Your task. The listing that follows must be retyped exactly, without its pictures.

Extracted data.

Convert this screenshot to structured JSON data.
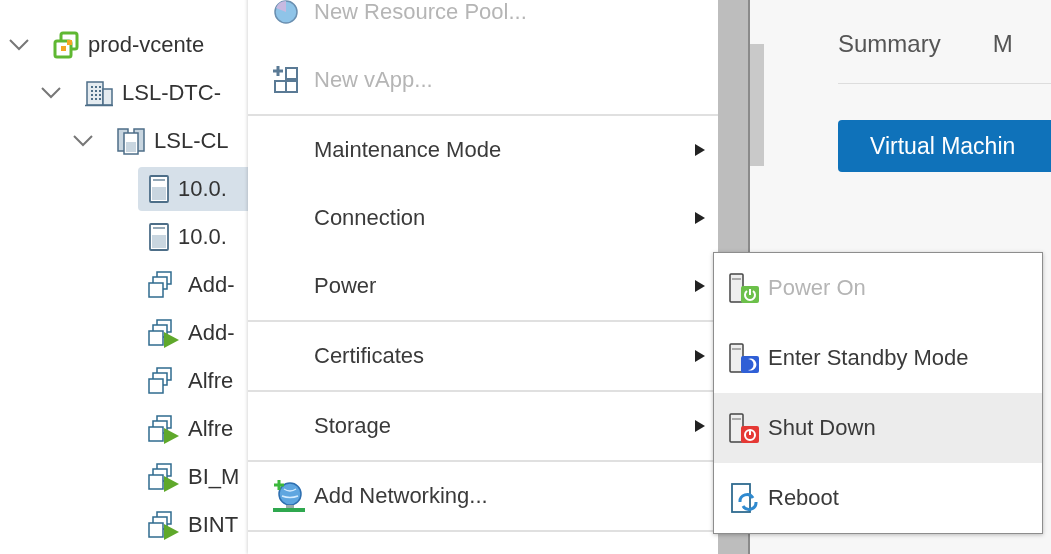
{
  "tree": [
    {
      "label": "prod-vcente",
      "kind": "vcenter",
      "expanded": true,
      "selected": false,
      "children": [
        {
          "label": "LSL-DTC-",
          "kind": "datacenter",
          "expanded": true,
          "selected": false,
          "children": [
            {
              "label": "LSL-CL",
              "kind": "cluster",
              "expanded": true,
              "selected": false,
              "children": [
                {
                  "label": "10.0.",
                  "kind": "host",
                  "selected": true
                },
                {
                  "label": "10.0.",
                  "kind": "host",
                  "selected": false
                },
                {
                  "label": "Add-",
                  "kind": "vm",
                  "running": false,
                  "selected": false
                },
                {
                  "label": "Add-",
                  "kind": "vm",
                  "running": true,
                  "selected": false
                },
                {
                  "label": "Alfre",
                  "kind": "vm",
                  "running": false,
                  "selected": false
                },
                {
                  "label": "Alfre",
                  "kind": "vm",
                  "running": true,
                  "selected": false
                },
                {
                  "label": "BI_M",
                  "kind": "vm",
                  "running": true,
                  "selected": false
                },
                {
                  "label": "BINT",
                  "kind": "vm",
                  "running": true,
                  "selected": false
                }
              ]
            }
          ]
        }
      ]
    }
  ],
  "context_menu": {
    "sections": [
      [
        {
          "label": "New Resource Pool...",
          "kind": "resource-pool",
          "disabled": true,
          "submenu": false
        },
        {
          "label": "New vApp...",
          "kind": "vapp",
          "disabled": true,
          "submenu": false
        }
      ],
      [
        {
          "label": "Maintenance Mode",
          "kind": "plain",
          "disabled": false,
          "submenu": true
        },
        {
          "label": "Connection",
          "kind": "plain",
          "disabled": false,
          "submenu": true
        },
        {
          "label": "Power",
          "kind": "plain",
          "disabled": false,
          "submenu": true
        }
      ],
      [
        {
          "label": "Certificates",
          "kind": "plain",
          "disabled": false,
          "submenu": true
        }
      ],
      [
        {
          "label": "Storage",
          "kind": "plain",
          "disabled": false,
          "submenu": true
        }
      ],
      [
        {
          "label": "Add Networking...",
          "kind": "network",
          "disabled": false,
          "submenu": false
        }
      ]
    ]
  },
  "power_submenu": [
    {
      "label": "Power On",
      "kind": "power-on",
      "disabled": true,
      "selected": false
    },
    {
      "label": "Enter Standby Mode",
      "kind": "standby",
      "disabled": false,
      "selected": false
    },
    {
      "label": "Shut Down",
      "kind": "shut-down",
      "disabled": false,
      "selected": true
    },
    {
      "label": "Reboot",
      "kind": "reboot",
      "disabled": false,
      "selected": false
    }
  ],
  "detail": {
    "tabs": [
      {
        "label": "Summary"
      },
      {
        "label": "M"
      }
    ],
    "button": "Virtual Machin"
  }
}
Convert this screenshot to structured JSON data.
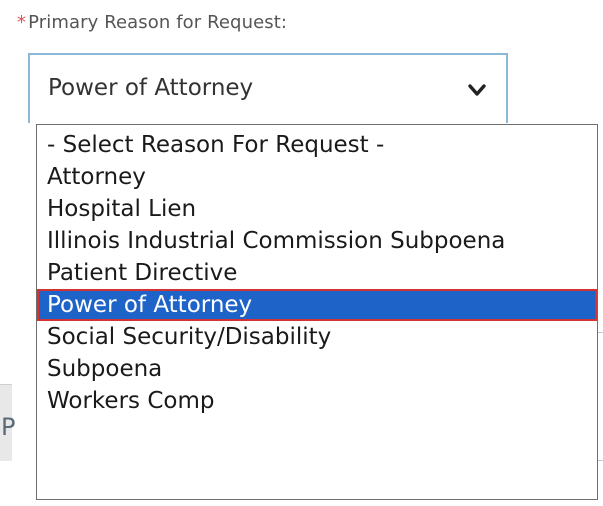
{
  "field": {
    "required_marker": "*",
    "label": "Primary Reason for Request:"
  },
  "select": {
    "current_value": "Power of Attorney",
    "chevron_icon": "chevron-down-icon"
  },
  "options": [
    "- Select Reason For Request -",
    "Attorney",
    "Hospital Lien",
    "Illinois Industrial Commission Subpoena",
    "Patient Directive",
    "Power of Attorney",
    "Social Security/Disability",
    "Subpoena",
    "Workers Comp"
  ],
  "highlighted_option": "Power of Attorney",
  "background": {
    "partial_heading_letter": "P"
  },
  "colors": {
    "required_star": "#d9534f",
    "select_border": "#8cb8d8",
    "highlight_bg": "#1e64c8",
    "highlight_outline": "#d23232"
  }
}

Result of the exercise.
Convert this screenshot to structured JSON data.
{
  "tree": [
    {
      "label": "prod-vcente",
      "kind": "vcenter",
      "expanded": true,
      "selected": false,
      "children": [
        {
          "label": "LSL-DTC-",
          "kind": "datacenter",
          "expanded": true,
          "selected": false,
          "children": [
            {
              "label": "LSL-CL",
              "kind": "cluster",
              "expanded": true,
              "selected": false,
              "children": [
                {
                  "label": "10.0.",
                  "kind": "host",
                  "selected": true
                },
                {
                  "label": "10.0.",
                  "kind": "host",
                  "selected": false
                },
                {
                  "label": "Add-",
                  "kind": "vm",
                  "running": false,
                  "selected": false
                },
                {
                  "label": "Add-",
                  "kind": "vm",
                  "running": true,
                  "selected": false
                },
                {
                  "label": "Alfre",
                  "kind": "vm",
                  "running": false,
                  "selected": false
                },
                {
                  "label": "Alfre",
                  "kind": "vm",
                  "running": true,
                  "selected": false
                },
                {
                  "label": "BI_M",
                  "kind": "vm",
                  "running": true,
                  "selected": false
                },
                {
                  "label": "BINT",
                  "kind": "vm",
                  "running": true,
                  "selected": false
                }
              ]
            }
          ]
        }
      ]
    }
  ],
  "context_menu": {
    "sections": [
      [
        {
          "label": "New Resource Pool...",
          "kind": "resource-pool",
          "disabled": true,
          "submenu": false
        },
        {
          "label": "New vApp...",
          "kind": "vapp",
          "disabled": true,
          "submenu": false
        }
      ],
      [
        {
          "label": "Maintenance Mode",
          "kind": "plain",
          "disabled": false,
          "submenu": true
        },
        {
          "label": "Connection",
          "kind": "plain",
          "disabled": false,
          "submenu": true
        },
        {
          "label": "Power",
          "kind": "plain",
          "disabled": false,
          "submenu": true
        }
      ],
      [
        {
          "label": "Certificates",
          "kind": "plain",
          "disabled": false,
          "submenu": true
        }
      ],
      [
        {
          "label": "Storage",
          "kind": "plain",
          "disabled": false,
          "submenu": true
        }
      ],
      [
        {
          "label": "Add Networking...",
          "kind": "network",
          "disabled": false,
          "submenu": false
        }
      ]
    ]
  },
  "power_submenu": [
    {
      "label": "Power On",
      "kind": "power-on",
      "disabled": true,
      "selected": false
    },
    {
      "label": "Enter Standby Mode",
      "kind": "standby",
      "disabled": false,
      "selected": false
    },
    {
      "label": "Shut Down",
      "kind": "shut-down",
      "disabled": false,
      "selected": true
    },
    {
      "label": "Reboot",
      "kind": "reboot",
      "disabled": false,
      "selected": false
    }
  ],
  "detail": {
    "tabs": [
      {
        "label": "Summary"
      },
      {
        "label": "M"
      }
    ],
    "button": "Virtual Machin"
  }
}
Convert this screenshot to structured JSON data.
{
  "field": {
    "required_marker": "*",
    "label": "Primary Reason for Request:"
  },
  "select": {
    "current_value": "Power of Attorney",
    "chevron_icon": "chevron-down-icon"
  },
  "options": [
    "- Select Reason For Request -",
    "Attorney",
    "Hospital Lien",
    "Illinois Industrial Commission Subpoena",
    "Patient Directive",
    "Power of Attorney",
    "Social Security/Disability",
    "Subpoena",
    "Workers Comp"
  ],
  "highlighted_option": "Power of Attorney",
  "background": {
    "partial_heading_letter": "P"
  },
  "colors": {
    "required_star": "#d9534f",
    "select_border": "#8cb8d8",
    "highlight_bg": "#1e64c8",
    "highlight_outline": "#d23232"
  }
}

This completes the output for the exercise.